    I have to say that I am quite proud of my church denomination (Gereja Kristen Jawa), as they do quite a lot to preserve the Javanese language. Outside Jakarta, services are held almost exclusively in Javanese, while in Jakarta and a few other major urban areas one or two services per month (depending on the congregation) are held in Javanese. They print Javanese Bibles, and the fact that some still use the Hanacaraka Bible is quite impressive as well.

    But there’s simply no way the language can survive long-term without it being taught in schools. Certainly it won’t die anytime soon, but the total number of speakers will probably drop to less than 50 million within 3-4 decades.

  7. David Wong Jowo says:

    Siji, Dua, Tiga, Papat, Limo, Nenem, Pitu, Wolu, Sangat, Sidoso
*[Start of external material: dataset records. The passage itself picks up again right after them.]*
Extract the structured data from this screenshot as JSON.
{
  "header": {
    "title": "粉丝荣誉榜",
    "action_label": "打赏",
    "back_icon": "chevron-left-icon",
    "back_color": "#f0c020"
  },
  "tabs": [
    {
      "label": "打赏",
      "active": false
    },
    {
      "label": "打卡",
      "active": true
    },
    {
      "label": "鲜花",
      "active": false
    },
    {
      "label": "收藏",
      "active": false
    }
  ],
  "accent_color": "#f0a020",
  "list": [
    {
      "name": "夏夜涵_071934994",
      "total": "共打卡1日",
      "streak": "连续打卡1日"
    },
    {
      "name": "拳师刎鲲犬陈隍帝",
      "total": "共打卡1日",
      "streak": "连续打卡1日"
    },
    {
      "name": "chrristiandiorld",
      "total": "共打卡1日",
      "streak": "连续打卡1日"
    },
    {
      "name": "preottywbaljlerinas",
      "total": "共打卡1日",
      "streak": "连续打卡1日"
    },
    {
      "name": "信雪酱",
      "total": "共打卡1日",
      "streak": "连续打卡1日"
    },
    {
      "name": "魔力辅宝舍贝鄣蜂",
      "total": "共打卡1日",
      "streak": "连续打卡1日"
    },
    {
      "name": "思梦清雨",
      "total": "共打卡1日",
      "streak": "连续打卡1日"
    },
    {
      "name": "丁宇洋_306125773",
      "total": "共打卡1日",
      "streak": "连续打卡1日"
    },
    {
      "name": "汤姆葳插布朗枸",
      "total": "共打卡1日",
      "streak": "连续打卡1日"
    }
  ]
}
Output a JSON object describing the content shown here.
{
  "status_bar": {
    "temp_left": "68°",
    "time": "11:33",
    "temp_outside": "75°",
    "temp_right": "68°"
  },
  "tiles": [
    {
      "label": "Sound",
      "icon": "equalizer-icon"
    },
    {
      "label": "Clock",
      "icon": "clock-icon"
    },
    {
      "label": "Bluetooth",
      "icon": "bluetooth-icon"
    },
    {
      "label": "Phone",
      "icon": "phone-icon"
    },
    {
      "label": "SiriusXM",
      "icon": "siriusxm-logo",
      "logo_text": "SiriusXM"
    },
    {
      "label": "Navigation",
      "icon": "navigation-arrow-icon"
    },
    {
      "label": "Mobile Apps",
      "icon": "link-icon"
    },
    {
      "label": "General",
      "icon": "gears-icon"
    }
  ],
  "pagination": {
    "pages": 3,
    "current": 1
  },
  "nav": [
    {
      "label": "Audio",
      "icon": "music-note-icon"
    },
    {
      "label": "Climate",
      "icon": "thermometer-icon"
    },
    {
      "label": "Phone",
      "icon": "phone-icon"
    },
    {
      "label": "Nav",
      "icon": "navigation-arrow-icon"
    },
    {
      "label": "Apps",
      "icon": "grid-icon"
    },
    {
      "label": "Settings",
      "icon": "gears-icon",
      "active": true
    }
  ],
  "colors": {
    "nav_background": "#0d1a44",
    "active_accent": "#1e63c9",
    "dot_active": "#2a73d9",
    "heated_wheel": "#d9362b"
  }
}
    My father is from Kitowinangun Kabumen area, but my mother is mix chinese and sundanese, so mostly I speak Sundanese and Indonesian, since my father is outnumbered by my mother’s family. He also speak sundanese instead of javanese around the family. I agree that most Javanese are very proper and polite, and most of them are born leaders.
    I visited the place where my father was born and grew up in Central Java, spent some times in Jogyakarta, it was like home… the people…the music… the night life… and all those hindu temples, Borobudur, Prambanan and others. There is nothing like it in the world! Ayam Mbok Berek is excellent! The culture is outstanding, wayang wong, wayang kullit, Hanuman dance, etc. Truly Javanese culture is out of this world!

    Bule culture is destroying the world, however, little by little by the introduction of McDonald, Burger King, Dunkin Donuts, also Western influences in clothings and other aspects of life. Hopefully some local people will rise up to the occasion and maintain their heritage for years to come, so the future generation can also enjoy them…

    Bade tinda pundi mas? Mlaku mlaku? ngatur nuwun!

  8. bonni says:

    Bule culture is destroying the world, however, little by little by the introduction of McDonald, Burger King, Dunkin Donuts, also Western influences in clothings and other aspects of life.

    Hey hey hey… Leave the donuts alone… I love donuts as well as I love babi panggang as a bataknese… 😀

  9. Lairedion says:

    Wahhabism is doing a better job destroying Indonesia. We can handle McDonalds, Dunkin’ Donuts. Plus there’s a choice by not going to eat there and stick to our own kitchen.

Comment on “Javanese Language”.

RSS feed

Copyright Indonesia Matters 2006-20
Privacy Policy | Terms of Use | Contact